But the problem now isn't that Microsoft doomed their tablet PCs to failure 7 years ago, it's that they still haven't solved their tablet problems today. [BusinessWeek]

DISCUSSION

Microsoft doomed their tablets to failure by marketing them as something other than niche market device.

There are a very limited subset of instances where a tablet advantageous to a laptop, and text entry is never ever going to be one of them. Adding tablet specific features to Office isn't going to help the fact that inputting text with a tablet is FUCKING slow by nature. How slow? The average person writes at around 30 wpm, whereas they can type at 50-70 wpm as long as they aren't hunting and pecking.

This isn't something that can be solved by just adding tablet specific features to the same programs: it's the nature of the beast. If you absolutely need to write handwritten notes, just use a notepad and type it up later.

That said, Microsoft's original vision of a tablet with a stylus is exactly what I need, and it isn't broken or a failure for what I use it for: digital painting.

Now it seems that everyone and their grandmother thinks that touch input is going to somehow change tablets into successful products while still ignoring the core problem that they don't improve upon or even come close to matching the same data input and user interface navigation rate possible with a keyboard and mouse.

Look, I get it, the touch stick/touchpad on your laptop isn't the best means of cursor control, but instead of just moving a finger or your hand, you want have to move your entire arm to control a cursor? Yeah, that's an improvement! And that's before even considering how inaccurate the pad of your finger is for controlling what amounts to a single active pixel on screen or the fact that by nature you're going to get all sorts of finger grease and shit on your screen.

Tablets may not be perfect, but they've been fine enough in the right hands for the right uses. If anything, I'd argue that from my own experiences and for what I use mine for, the release of XP Tablet heralded the start of a slow, steady decline and only brought a few limited improvements to the table.

The iPad isn't even in the same league as Tablet PCs, it's just a bigger iPod touch.
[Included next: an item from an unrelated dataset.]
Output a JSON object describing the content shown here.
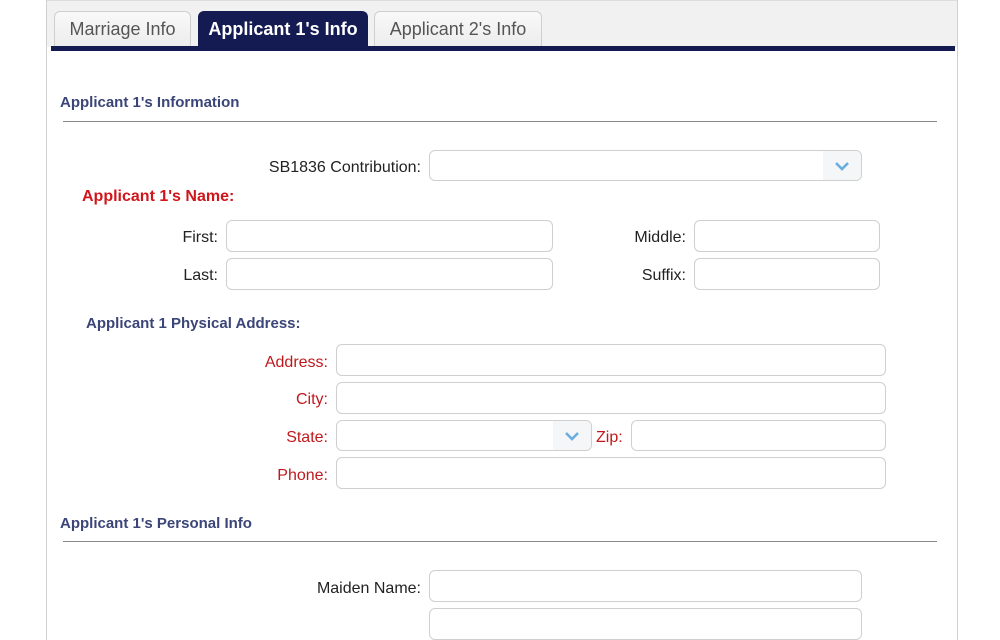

Trying to compare the two is like trying to compare minivans to motorcycles.